The Speaker, Jacob Oulanyah has directed the Parliamentary Committee on Education to investigate the circumstances under which Gulu University has not been offered part of a forest reserve for expansion. Oulanyah referred the matter to the committee following a motion by Bardege-Layibi Division MP, Hon. Martin Ojara Mapenduzi which sought to have government degazette part of the Central Forest Reserve.
However, the Minister of Water and Environment wants the land reserved to protect the environment.
“I refer this matter to the Committee of Education with a timeline of three weeks for them to establish the facts in contestation; whether than land in question has buildings on it and whether the land for compensation is there and then we shall proceed from there,” he said.
Oulanyah noted that the motion stated that Gulu University requested for 70 acres of the 243 acre reserve which would leave 173 acres which can be utilised for re-afforestation.
“Gulu University is seeking to authenticate its ownership of the building in part of this land, so there is no rush. The Ministry has 173 acres where they can plant trees, that is if the land is there and unused,” the Speaker said.
Mapenduzisaid that the biggest challenge faced by Gulu University is lack of land on which to expand.
“In fulfillment of the requirements for degazetting central forest reserves under the National Forestry and Tree Planting Act Gulu University entered into a memorandum of understanding with NFA to degazette 70 out of 243 acres of Gulu Central Forest Reserve. In return, Gulu University would provide alternative land on which a new forest reserve would be established,” the MP said.
He asked the Minister of Water and Environment to urgently fulfill the President’s directive to de-gazette 70 acres of Gulu Central Forest Reserve and avail the land to Gulu University for expansion.
“The university has already built infrastructure. It is only fair if they get the agreement for the land where their property is,” Mapenduzi added.
State Minister for Environment, Hon. Beatrice Anywar, however, opposed the motion saying that the land in question had a forest cover which the University encroached.
“We are not blocking Gulu University but we are following the law and looking at the facts. The National Forest and Tree Planting Act 2003 provides for the conservation of forest reserves for the protection of Uganda and Ugandans. Unfortunately, this was not followed and this piece of land was encroached on,” she said.
Anywar added that the procedure to degazette the land was halted because the University was offering alternative land outside Gulu district.
“We realised that the alternative land that the University was giving was smaller than they had claimed and located in another district.
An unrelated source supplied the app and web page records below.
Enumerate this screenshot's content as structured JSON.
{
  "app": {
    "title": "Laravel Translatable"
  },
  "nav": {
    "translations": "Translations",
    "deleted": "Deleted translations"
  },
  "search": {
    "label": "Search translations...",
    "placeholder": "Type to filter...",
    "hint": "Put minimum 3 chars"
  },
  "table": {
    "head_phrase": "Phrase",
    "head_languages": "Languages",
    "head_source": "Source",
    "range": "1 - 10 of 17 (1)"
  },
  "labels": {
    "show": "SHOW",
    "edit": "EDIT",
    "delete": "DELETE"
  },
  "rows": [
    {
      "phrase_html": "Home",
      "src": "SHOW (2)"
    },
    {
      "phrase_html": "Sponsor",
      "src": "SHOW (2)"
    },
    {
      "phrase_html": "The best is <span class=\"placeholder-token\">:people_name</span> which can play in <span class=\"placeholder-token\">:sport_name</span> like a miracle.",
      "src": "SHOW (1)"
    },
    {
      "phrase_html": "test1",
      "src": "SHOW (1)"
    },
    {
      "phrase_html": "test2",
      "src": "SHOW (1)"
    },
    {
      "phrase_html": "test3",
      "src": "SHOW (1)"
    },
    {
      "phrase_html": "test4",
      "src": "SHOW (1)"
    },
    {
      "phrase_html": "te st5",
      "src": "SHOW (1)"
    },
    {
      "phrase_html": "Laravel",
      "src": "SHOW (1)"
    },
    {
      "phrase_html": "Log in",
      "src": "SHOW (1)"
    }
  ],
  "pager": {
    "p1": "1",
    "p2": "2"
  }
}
Its lease had also expired,” she said.
The Minister advised that the expansion of the University should be in terms of constituency colleges, so as to conserve green areas and curb pollution in the city.
Hon. Emmanuel Ongiertho (FDC, Jonam County), said that there had been several discussions with Gulu University on the way forward as regards the land impasse.
“Apart from the government funding them, since it is a science based university, there are other organizations that want to fund the university but do not have where to start from since the university does not own land around the campus,” he said.
The Leader of the Opposition, Hon Mathias Mpuuga called out the Minister for debating on matters pertaining to a government university without finding any consensus with the institution.
“The Ministry has let the government down. The motion is calling for House support yet the minister is rejecting the idea. I believe the Education Committee would solve this since the university has already put up buildings funded by government,” the LoP said.